- [DATA SHOWN]
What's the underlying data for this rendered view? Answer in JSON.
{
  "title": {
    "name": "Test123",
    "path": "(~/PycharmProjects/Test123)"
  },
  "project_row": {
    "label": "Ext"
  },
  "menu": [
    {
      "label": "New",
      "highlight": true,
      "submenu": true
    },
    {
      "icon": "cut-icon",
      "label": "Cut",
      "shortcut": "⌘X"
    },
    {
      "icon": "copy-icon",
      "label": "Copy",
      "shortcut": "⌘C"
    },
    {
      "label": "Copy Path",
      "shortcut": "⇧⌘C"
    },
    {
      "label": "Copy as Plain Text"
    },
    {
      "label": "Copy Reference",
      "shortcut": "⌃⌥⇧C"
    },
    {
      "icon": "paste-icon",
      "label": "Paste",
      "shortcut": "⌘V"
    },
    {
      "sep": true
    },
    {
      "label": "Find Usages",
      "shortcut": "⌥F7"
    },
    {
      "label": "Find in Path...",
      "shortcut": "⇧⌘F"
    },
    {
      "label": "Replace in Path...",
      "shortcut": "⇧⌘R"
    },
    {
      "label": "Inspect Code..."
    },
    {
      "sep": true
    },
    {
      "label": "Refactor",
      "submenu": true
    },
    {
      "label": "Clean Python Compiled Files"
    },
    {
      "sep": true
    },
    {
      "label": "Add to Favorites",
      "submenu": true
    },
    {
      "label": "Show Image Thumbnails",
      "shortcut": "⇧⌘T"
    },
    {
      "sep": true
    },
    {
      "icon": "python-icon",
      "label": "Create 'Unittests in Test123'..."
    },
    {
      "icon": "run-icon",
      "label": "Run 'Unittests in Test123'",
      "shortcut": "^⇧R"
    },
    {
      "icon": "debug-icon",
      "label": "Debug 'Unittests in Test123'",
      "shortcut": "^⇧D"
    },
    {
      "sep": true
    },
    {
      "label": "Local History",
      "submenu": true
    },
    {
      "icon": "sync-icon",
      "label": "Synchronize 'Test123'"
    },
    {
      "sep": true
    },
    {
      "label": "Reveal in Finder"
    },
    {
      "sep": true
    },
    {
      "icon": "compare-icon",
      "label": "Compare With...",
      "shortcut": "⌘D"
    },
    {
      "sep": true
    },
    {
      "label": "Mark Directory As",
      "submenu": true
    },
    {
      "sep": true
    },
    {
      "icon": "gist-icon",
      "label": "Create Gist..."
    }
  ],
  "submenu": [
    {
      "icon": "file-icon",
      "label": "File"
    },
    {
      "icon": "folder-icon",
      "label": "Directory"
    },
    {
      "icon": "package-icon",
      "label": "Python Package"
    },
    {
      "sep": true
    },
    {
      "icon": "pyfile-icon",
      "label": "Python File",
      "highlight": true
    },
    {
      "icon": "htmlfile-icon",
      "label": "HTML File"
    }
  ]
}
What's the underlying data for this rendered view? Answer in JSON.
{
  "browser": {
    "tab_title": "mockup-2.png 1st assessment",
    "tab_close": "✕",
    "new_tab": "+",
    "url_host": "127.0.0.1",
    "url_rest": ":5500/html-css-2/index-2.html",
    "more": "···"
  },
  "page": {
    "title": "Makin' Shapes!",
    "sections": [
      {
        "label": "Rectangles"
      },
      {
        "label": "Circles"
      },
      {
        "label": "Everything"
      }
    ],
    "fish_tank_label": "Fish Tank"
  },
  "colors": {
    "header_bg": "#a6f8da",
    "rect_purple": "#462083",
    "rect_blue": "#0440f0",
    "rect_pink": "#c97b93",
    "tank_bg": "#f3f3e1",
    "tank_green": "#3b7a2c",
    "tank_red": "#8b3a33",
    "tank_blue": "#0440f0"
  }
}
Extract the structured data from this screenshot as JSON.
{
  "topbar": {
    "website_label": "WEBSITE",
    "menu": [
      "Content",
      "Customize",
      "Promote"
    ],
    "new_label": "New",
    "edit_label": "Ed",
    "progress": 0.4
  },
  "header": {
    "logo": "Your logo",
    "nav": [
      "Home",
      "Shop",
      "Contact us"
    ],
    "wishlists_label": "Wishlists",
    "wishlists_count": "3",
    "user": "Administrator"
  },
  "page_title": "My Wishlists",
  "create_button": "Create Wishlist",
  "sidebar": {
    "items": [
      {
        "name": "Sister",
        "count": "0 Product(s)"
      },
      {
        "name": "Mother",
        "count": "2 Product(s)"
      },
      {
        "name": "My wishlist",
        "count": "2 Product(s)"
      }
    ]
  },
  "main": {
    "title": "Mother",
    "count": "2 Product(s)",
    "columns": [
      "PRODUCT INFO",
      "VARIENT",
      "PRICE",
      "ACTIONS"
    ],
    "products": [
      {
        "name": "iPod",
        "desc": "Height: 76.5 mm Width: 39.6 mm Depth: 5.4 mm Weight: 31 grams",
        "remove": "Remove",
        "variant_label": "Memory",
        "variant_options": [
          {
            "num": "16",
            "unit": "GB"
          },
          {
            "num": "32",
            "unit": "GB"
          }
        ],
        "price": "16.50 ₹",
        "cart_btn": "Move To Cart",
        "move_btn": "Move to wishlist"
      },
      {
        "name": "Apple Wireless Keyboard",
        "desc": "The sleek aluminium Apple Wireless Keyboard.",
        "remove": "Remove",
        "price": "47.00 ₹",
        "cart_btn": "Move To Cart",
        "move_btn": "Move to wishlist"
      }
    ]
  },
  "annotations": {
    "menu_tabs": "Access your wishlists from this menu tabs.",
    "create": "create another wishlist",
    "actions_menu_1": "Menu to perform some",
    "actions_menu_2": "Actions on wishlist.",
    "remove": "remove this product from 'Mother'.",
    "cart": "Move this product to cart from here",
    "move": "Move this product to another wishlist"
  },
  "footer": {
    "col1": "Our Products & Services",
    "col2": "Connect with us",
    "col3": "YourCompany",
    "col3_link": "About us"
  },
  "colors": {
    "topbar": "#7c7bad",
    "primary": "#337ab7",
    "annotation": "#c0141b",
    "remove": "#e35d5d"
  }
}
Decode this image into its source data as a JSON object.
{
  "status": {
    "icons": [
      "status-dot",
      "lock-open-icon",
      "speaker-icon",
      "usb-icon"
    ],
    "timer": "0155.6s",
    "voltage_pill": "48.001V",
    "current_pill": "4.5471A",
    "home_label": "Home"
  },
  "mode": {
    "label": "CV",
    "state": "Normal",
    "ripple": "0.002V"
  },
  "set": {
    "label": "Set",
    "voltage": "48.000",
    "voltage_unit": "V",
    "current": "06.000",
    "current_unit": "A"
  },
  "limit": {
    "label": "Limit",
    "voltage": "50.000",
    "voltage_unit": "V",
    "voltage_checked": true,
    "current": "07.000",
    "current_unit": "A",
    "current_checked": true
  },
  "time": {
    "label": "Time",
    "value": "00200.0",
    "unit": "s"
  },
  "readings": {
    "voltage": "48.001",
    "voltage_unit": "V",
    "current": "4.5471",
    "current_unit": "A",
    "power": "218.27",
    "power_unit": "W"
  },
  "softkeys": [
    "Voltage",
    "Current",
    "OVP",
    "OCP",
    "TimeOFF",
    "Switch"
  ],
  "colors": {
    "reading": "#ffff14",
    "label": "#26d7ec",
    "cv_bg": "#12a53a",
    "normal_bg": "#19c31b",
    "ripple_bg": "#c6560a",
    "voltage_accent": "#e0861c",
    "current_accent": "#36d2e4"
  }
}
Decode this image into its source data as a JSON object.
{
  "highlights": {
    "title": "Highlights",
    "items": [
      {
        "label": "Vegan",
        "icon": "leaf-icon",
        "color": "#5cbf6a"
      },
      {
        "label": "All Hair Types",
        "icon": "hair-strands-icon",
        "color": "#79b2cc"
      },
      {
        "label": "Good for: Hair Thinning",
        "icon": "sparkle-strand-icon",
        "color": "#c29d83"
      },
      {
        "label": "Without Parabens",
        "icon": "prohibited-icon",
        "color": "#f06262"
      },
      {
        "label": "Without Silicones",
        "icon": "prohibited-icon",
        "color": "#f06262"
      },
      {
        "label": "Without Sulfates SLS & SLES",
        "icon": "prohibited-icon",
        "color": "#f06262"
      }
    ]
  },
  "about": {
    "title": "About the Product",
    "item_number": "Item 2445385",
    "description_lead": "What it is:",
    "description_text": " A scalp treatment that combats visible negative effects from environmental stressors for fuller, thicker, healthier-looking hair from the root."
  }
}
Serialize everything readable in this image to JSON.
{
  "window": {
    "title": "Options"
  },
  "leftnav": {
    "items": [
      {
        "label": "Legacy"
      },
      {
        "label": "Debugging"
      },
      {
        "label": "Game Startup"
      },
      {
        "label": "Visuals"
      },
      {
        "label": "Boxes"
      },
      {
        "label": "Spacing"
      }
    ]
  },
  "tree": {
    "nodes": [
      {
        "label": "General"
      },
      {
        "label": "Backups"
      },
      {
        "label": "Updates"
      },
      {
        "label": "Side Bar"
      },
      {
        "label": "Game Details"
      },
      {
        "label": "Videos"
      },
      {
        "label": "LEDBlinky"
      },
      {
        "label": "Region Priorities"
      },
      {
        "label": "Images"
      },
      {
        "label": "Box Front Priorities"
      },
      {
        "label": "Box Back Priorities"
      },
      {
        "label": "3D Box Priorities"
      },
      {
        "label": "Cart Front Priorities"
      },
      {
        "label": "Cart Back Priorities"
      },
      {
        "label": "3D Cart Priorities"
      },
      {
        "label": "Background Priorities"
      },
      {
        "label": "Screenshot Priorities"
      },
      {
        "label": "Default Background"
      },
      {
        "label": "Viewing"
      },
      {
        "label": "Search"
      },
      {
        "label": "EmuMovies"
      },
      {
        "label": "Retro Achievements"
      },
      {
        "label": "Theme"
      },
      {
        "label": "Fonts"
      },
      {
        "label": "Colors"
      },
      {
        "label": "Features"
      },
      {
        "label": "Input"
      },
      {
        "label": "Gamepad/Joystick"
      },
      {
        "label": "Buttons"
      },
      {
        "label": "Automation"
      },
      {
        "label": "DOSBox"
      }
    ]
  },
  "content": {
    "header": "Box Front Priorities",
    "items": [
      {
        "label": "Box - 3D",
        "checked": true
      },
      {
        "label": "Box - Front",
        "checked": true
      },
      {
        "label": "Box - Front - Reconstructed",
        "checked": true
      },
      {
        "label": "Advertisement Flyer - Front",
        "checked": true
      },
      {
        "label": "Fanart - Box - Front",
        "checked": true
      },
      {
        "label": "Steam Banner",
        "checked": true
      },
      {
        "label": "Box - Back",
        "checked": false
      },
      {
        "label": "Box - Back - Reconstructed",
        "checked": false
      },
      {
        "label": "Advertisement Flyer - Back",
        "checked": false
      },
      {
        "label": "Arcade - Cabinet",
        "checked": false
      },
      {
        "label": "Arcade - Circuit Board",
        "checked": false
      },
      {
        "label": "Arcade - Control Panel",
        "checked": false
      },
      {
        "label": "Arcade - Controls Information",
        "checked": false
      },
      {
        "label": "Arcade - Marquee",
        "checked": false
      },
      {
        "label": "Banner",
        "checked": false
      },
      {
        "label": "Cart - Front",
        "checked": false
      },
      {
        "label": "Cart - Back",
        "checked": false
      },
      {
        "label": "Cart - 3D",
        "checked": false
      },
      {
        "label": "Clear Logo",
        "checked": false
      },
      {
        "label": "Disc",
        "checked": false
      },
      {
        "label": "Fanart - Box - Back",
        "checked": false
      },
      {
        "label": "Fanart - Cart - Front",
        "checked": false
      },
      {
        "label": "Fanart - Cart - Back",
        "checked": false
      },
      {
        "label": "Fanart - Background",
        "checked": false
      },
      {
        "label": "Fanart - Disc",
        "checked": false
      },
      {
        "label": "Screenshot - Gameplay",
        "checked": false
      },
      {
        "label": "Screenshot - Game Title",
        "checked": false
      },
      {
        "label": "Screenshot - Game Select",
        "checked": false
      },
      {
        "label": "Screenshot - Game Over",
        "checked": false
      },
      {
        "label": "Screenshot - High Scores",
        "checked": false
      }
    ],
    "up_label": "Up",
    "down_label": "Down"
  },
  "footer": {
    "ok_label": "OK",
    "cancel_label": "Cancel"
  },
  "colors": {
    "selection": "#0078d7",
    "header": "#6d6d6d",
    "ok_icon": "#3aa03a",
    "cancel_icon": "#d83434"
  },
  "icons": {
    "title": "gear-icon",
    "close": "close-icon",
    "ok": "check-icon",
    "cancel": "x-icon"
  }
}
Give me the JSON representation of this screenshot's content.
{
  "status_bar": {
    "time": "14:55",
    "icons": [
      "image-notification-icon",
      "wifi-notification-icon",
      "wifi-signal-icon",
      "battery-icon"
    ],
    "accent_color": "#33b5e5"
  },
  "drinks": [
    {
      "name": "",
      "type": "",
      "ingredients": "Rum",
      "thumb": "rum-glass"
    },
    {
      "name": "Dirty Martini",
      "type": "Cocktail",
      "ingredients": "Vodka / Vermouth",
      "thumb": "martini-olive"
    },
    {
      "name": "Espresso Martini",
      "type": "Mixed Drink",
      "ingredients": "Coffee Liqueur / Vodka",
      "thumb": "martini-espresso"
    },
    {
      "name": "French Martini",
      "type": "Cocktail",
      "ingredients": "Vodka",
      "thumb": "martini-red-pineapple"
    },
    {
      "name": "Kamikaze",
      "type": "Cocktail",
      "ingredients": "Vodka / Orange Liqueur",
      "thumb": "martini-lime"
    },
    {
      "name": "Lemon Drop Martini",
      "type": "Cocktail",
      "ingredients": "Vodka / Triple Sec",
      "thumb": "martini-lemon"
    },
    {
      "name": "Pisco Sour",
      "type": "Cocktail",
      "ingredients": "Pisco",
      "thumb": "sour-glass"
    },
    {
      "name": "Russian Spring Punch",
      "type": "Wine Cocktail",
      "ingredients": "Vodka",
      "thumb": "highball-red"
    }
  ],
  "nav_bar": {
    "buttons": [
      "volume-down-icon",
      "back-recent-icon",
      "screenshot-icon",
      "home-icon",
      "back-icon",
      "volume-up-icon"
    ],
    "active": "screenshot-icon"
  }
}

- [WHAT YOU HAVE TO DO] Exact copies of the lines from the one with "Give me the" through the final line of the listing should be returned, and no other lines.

- [TASK ANSWER]
Give me the JSON representation of this screenshot's content.
{
  "status_bar": {
    "time": "14:55",
    "icons": [
      "image-notification-icon",
      "wifi-notification-icon",
      "wifi-signal-icon",
      "battery-icon"
    ],
    "accent_color": "#33b5e5"
  },
  "drinks": [
    {
      "name": "",
      "type": "",
      "ingredients": "Rum",
      "thumb": "rum-glass"
    },
    {
      "name": "Dirty Martini",
      "type": "Cocktail",
      "ingredients": "Vodka / Vermouth",
      "thumb": "martini-olive"
    },
    {
      "name": "Espresso Martini",
      "type": "Mixed Drink",
      "ingredients": "Coffee Liqueur / Vodka",
      "thumb": "martini-espresso"
    },
    {
      "name": "French Martini",
      "type": "Cocktail",
      "ingredients": "Vodka",
      "thumb": "martini-red-pineapple"
    },
    {
      "name": "Kamikaze",
      "type": "Cocktail",
      "ingredients": "Vodka / Orange Liqueur",
      "thumb": "martini-lime"
    },
    {
      "name": "Lemon Drop Martini",
      "type": "Cocktail",
      "ingredients": "Vodka / Triple Sec",
      "thumb": "martini-lemon"
    },
    {
      "name": "Pisco Sour",
      "type": "Cocktail",
      "ingredients": "Pisco",
      "thumb": "sour-glass"
    },
    {
      "name": "Russian Spring Punch",
      "type": "Wine Cocktail",
      "ingredients": "Vodka",
      "thumb": "highball-red"
    }
  ],
  "nav_bar": {
    "buttons": [
      "volume-down-icon",
      "back-recent-icon",
      "screenshot-icon",
      "home-icon",
      "back-icon",
      "volume-up-icon"
    ],
    "active": "screenshot-icon"
  }
}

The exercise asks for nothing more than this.